BTL: What have been the biggest challenges for you as showrunner?
West: Shooting the show while preparing the show at the same time while having two small children. [laughs] It was difficult to put on a show during the height of the pandemic, which added an extra layer of complexity for everyone doing their jobs. We had an incredible team in Vancouver and safety was the top priority. I really applaud everyone who goes that extra mile to make the show happen.
But it’s all a challenge, from looking inside and finding a story you think is worth telling, to ‘why do you get up at three in the morning, standing under rain under a tent with electrical cords?’ [laughs] There are always little incidents, like, ‘oh my God, we can’t clean this necklace that’s supposed to be in the next three episodes starting tomorrow, so someone has to make a necklace overnight!’
BTL: How would you describe the support you received from Reese Witherspoon and her production company, Hello Sunshine?
West: Reese is an incredible advocate for female writers and producers, and just a force to be reckoned with. She produced this show with her producing partner, Lauren Lévy Neustadtermostly by myself [and] an idea. She brought Gugu on board, and they have this incredible ability to protect vision [of] and championing the writers they work with, and churning things out at a truly astonishing speed and level of intensity. It’s amazing to work with almost exclusively female executive producers and our wonderful executives at Apple. We’re doing a show that’s in some ways for women, but it’s definitely about a woman’s story and it’s great to be able to tell that as a team.
BTL: What were the main themes you wanted to communicate to the audience?
West: The show, for me, is really about identity and this idea of being different people at different times in your life. For everyone, I think you are evolving and changing. I think of walking down the street and seeing the 20-year-old version of me and wondering if we could even identify with each other and how different that person really was, and [whether we] would even recognize each other. I think everyone can relate to that idea to some degree. If I was having lunch with myself at 14, I would say, “Relax and enjoy the ride.

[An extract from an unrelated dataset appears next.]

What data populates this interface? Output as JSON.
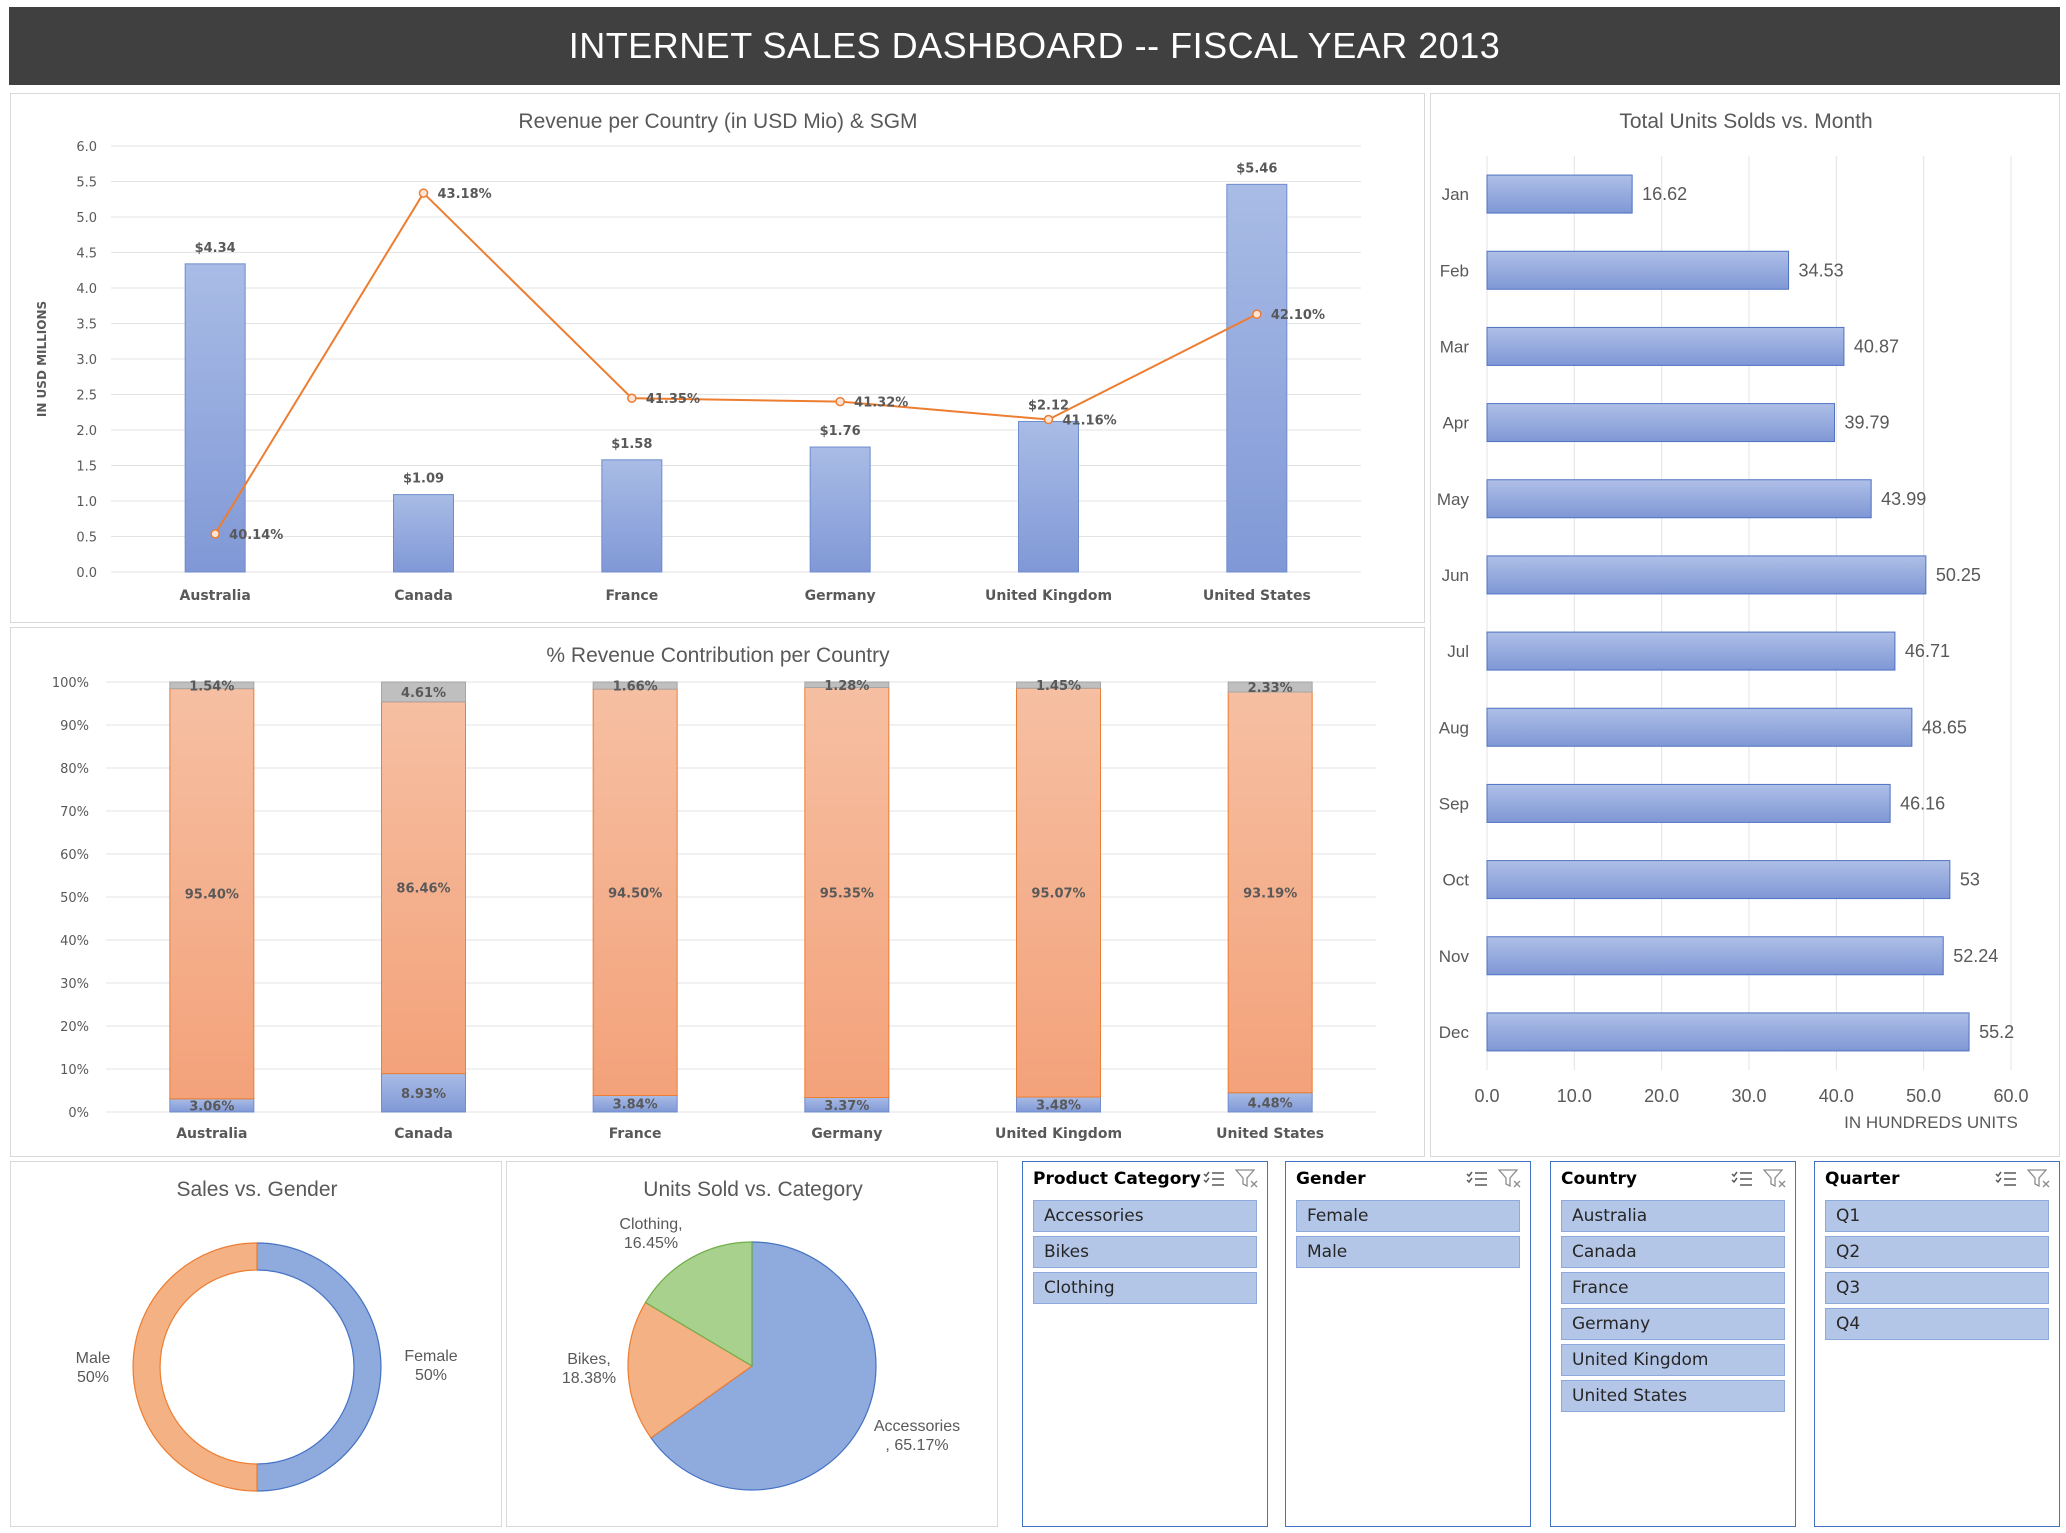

Surface Episode 7 is now streaming on Apple TV+, with the series finale slated for next Friday.